(Problem statement): Across the listing below, work out how many lines include the word "this". Give the number alone.

****

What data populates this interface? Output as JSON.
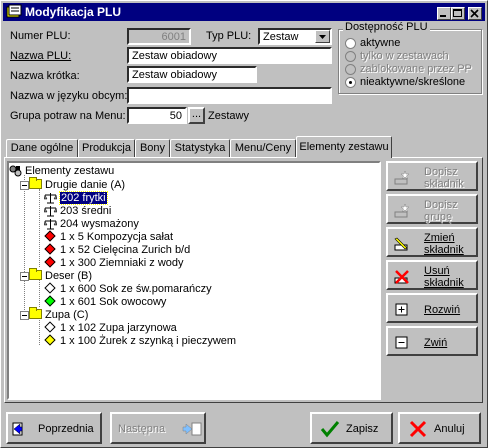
{
  "window": {
    "title": "Modyfikacja PLU"
  },
  "form": {
    "numer_label": "Numer PLU:",
    "numer_value": "6001",
    "typ_label": "Typ PLU:",
    "typ_value": "Zestaw",
    "nazwa_label": "Nazwa PLU:",
    "nazwa_value": "Zestaw obiadowy",
    "krotka_label": "Nazwa krótka:",
    "krotka_value": "Zestaw obiadowy",
    "obcy_label": "Nazwa w języku obcym:",
    "obcy_value": "",
    "grupa_label": "Grupa potraw na Menu:",
    "grupa_value": "50",
    "grupa_button": "...",
    "grupa_name": "Zestawy"
  },
  "availability": {
    "title": "Dostępność PLU",
    "options": [
      {
        "label": "aktywne",
        "enabled": true,
        "selected": false
      },
      {
        "label": "tylko w zestawach",
        "enabled": false,
        "selected": false
      },
      {
        "label": "zablokowane przez PP",
        "enabled": false,
        "selected": false
      },
      {
        "label": "nieaktywne/skreślone",
        "enabled": true,
        "selected": true
      }
    ]
  },
  "tabs": [
    {
      "label": "Dane ogólne",
      "active": false
    },
    {
      "label": "Produkcja",
      "active": false
    },
    {
      "label": "Bony",
      "active": false
    },
    {
      "label": "Statystyka",
      "active": false
    },
    {
      "label": "Menu/Ceny",
      "active": false
    },
    {
      "label": "Elementy zestawu",
      "active": true
    }
  ],
  "tree": {
    "root": "Elementy zestawu",
    "groups": [
      {
        "label": "Drugie danie (A)",
        "items": [
          {
            "label": "202 frytki",
            "icon": "scale-icon",
            "selected": true
          },
          {
            "label": "203 średni",
            "icon": "scale-icon",
            "selected": false
          },
          {
            "label": "204 wysmażony",
            "icon": "scale-icon",
            "selected": false
          },
          {
            "label": "1 x 5 Kompozycja sałat",
            "icon": "red-diamond-icon",
            "color": "#ff0000"
          },
          {
            "label": "1 x 52 Cielęcina Zurich b/d",
            "icon": "red-diamond-icon",
            "color": "#ff0000"
          },
          {
            "label": "1 x 300 Ziemniaki z wody",
            "icon": "red-diamond-icon",
            "color": "#ff0000"
          }
        ]
      },
      {
        "label": "Deser (B)",
        "items": [
          {
            "label": "1 x 600 Sok ze św.pomarańczy",
            "icon": "white-diamond-icon",
            "color": "#ffffff"
          },
          {
            "label": "1 x 601 Sok owocowy",
            "icon": "green-diamond-icon",
            "color": "#00ff00"
          }
        ]
      },
      {
        "label": "Zupa (C)",
        "items": [
          {
            "label": "1 x 102 Zupa jarzynowa",
            "icon": "white-diamond-icon",
            "color": "#ffffff"
          },
          {
            "label": "1 x 100 Żurek z szynką i pieczywem",
            "icon": "yellow-diamond-icon",
            "color": "#ffff00"
          }
        ]
      }
    ]
  },
  "side_buttons": [
    {
      "line1": "Dopisz",
      "line2": "składnik",
      "enabled": false
    },
    {
      "line1": "Dopisz",
      "line2": "grupę",
      "enabled": false
    },
    {
      "line1": "Zmień",
      "line2": "składnik",
      "enabled": true
    },
    {
      "line1": "Usuń",
      "line2": "składnik",
      "enabled": true
    },
    {
      "line1": "Rozwiń",
      "line2": "",
      "enabled": true
    },
    {
      "line1": "Zwiń",
      "line2": "",
      "enabled": true
    }
  ],
  "bottom": {
    "prev": "Poprzednia",
    "next": "Następna",
    "save": "Zapisz",
    "cancel": "Anuluj"
  },
  "colors": {
    "titlebar": "#000080",
    "selection": "#000080",
    "face": "#c0c0c0"
  }
}
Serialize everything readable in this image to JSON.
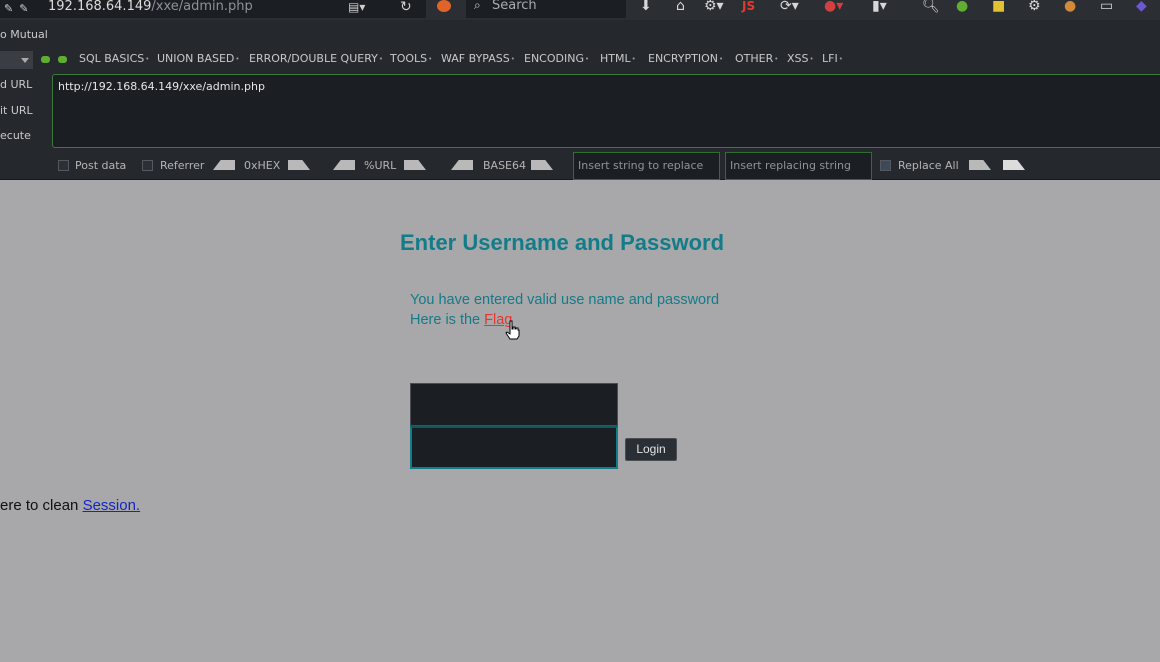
{
  "browser": {
    "url_host": "192.168.64.149",
    "url_path": "/xxe/admin.php",
    "search_placeholder": "Search",
    "toolbar_text_icon": "JS"
  },
  "hackbar": {
    "mutual_text": "o Mutual",
    "menu": [
      "SQL BASICS",
      "UNION BASED",
      "ERROR/DOUBLE QUERY",
      "TOOLS",
      "WAF BYPASS",
      "ENCODING",
      "HTML",
      "ENCRYPTION",
      "OTHER",
      "XSS",
      "LFI"
    ],
    "side_actions": [
      "d URL",
      "it URL",
      "ecute"
    ],
    "url_value": "http://192.168.64.149/xxe/admin.php",
    "post_data_label": "Post data",
    "referrer_label": "Referrer",
    "hex_label": "0xHEX",
    "url_enc_label": "%URL",
    "base64_label": "BASE64",
    "replace_placeholder": "Insert string to replace",
    "replacing_placeholder": "Insert replacing string",
    "replace_all_label": "Replace All"
  },
  "page": {
    "heading": "Enter Username and Password",
    "valid_msg": "You have entered valid use name and password",
    "flag_prefix": "Here is the ",
    "flag_link": "Flag",
    "login_button": "Login",
    "session_prefix": "ere to clean ",
    "session_link": "Session."
  }
}
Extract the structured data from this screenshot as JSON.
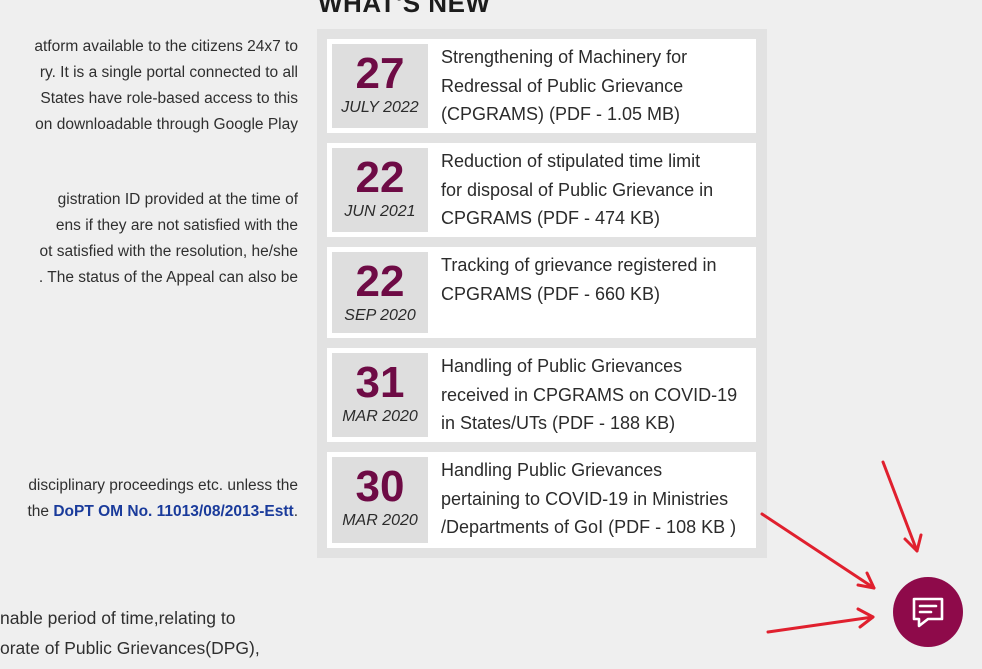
{
  "left_column": {
    "paragraph_1": [
      "atform available to the citizens 24x7 to",
      "ry. It is a single portal connected to all",
      "States have role-based access to this",
      "on downloadable through Google Play"
    ],
    "paragraph_2": [
      "gistration ID provided at the time of",
      "ens if they are not satisfied with the",
      "ot satisfied with the resolution, he/she",
      ". The status of the Appeal can also be"
    ],
    "paragraph_3_line_1": "disciplinary proceedings etc. unless the",
    "paragraph_3_line_2_prefix": "the ",
    "paragraph_3_link": "DoPT OM No. 11013/08/2013-Estt",
    "paragraph_3_line_2_suffix": ".",
    "paragraph_4": [
      "nable period of time,relating to",
      "orate of Public Grievances(DPG),"
    ]
  },
  "whats_new": {
    "heading": "WHAT'S NEW",
    "items": [
      {
        "day": "27",
        "month": "JULY 2022",
        "lines": [
          "Strengthening of Machinery for",
          "Redressal of Public Grievance",
          "(CPGRAMS) (PDF - 1.05 MB)"
        ]
      },
      {
        "day": "22",
        "month": "JUN 2021",
        "lines": [
          "Reduction of stipulated time limit",
          "for disposal of Public Grievance in",
          "CPGRAMS (PDF - 474 KB)"
        ]
      },
      {
        "day": "22",
        "month": "SEP 2020",
        "lines": [
          "Tracking of grievance registered in",
          "CPGRAMS (PDF - 660 KB)"
        ]
      },
      {
        "day": "31",
        "month": "MAR 2020",
        "lines": [
          "Handling of Public Grievances",
          "received in CPGRAMS on COVID-19",
          "in States/UTs (PDF - 188 KB)"
        ]
      },
      {
        "day": "30",
        "month": "MAR 2020",
        "lines": [
          "Handling Public Grievances",
          "pertaining to COVID-19 in Ministries",
          "/Departments of GoI (PDF - 108 KB )"
        ]
      }
    ]
  },
  "chat": {
    "icon": "chat-bubble-icon"
  },
  "colors": {
    "accent": "#6e0b45",
    "chat_button": "#8e0a4a",
    "arrow": "#e0202e",
    "link": "#1a3b9b"
  }
}
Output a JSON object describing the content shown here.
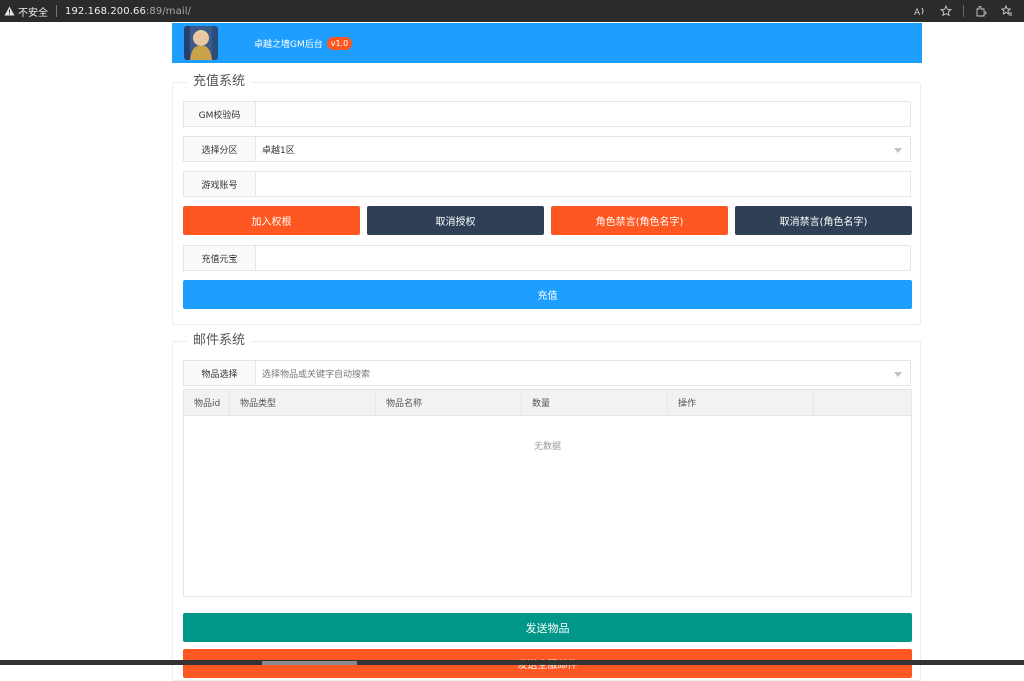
{
  "browser": {
    "insecure_label": "不安全",
    "url_host": "192.168.200.66",
    "url_rest": ":89/mail/",
    "icons": [
      "warning-icon",
      "read-aloud-icon",
      "favorite-add-icon",
      "extensions-icon",
      "favorites-icon"
    ]
  },
  "header": {
    "title": "卓越之墙GM后台",
    "version": "v1.0",
    "color": "#1e9fff"
  },
  "recharge": {
    "legend": "充值系统",
    "gm_code": {
      "label": "GM校验码",
      "value": ""
    },
    "zone": {
      "label": "选择分区",
      "value": "卓越1区"
    },
    "account": {
      "label": "游戏账号",
      "value": ""
    },
    "buttons": {
      "grant": "加入权根",
      "revoke": "取消授权",
      "mute": "角色禁言(角色名字)",
      "unmute": "取消禁言(角色名字)"
    },
    "gold": {
      "label": "充值元宝",
      "value": ""
    },
    "submit": "充值"
  },
  "mail": {
    "legend": "邮件系统",
    "item_select": {
      "label": "物品选择",
      "placeholder": "选择物品或关键字自动搜索"
    },
    "table": {
      "headers": [
        "物品id",
        "物品类型",
        "物品名称",
        "数量",
        "操作",
        ""
      ],
      "empty_text": "无数据"
    },
    "send_items": "发送物品",
    "send_all": "发送全服邮件"
  },
  "colors": {
    "orange": "#ff5722",
    "dark": "#2f4056",
    "blue": "#1e9fff",
    "green": "#009688"
  }
}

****

(Exercise result): 4